**ACTION ITEM**
Wherever the word "Status" appears in a line of the records, copy that line.

App and web page records
....................

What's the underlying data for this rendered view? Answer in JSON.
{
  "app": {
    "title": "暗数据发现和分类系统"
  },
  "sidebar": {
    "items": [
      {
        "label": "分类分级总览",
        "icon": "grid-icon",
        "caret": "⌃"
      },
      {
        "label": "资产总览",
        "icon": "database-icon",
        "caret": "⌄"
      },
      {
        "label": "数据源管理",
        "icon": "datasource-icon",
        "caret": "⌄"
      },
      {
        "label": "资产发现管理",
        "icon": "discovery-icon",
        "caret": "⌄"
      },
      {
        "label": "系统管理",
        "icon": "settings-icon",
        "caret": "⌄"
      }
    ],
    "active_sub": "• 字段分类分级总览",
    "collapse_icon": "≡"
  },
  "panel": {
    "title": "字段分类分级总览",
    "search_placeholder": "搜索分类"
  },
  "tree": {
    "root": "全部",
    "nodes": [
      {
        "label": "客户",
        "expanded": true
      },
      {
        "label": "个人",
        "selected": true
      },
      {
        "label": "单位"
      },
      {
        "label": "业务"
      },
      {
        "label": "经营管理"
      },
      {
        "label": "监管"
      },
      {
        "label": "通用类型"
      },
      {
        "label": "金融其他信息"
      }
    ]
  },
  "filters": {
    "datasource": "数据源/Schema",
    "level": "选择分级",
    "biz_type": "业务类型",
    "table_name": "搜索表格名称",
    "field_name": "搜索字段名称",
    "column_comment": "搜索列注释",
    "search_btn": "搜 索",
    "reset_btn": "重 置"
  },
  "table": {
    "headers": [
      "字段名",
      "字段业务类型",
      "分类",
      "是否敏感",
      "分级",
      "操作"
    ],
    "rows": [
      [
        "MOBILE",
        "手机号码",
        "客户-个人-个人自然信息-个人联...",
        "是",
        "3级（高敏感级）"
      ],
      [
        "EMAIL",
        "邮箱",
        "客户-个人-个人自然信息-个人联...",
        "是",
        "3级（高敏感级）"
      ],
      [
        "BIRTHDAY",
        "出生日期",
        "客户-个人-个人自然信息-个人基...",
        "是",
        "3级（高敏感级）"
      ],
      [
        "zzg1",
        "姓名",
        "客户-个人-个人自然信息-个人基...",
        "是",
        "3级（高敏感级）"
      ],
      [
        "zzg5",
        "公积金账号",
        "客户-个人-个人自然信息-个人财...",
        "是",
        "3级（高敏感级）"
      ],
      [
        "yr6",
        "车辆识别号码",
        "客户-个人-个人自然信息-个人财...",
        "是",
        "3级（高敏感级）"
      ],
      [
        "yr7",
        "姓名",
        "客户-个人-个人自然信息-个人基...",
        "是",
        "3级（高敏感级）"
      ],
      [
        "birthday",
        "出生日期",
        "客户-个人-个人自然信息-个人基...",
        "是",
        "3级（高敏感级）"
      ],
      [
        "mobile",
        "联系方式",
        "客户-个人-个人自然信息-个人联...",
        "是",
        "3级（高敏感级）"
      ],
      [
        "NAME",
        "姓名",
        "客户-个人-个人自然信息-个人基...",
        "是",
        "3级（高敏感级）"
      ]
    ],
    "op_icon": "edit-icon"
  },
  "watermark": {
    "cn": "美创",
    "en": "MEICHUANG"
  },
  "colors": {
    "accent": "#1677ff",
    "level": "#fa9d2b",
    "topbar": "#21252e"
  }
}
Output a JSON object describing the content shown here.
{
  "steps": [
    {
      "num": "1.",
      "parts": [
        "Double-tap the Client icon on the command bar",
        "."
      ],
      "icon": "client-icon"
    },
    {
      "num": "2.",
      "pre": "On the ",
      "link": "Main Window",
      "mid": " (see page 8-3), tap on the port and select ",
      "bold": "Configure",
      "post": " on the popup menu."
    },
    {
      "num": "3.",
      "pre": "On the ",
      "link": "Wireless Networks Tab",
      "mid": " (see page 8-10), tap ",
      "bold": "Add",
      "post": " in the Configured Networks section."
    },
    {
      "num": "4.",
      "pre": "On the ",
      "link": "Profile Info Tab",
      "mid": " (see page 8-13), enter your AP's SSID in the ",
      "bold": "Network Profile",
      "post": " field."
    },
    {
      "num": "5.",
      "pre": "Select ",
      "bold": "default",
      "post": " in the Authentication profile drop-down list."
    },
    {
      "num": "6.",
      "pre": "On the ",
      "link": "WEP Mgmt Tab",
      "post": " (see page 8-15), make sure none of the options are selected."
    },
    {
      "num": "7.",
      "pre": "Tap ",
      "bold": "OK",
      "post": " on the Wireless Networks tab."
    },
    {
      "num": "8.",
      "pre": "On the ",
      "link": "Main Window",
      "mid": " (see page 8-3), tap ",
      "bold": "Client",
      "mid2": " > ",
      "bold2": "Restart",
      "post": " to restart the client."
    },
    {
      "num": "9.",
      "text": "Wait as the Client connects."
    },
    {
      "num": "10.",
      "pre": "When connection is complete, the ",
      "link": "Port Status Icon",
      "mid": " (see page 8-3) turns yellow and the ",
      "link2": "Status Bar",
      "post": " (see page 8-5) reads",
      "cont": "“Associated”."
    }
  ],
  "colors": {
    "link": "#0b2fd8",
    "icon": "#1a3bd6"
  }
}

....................

**SOLUTION FOR THIS EXERCISE**
      "link": "Port Status Icon",
      "link2": "Status Bar",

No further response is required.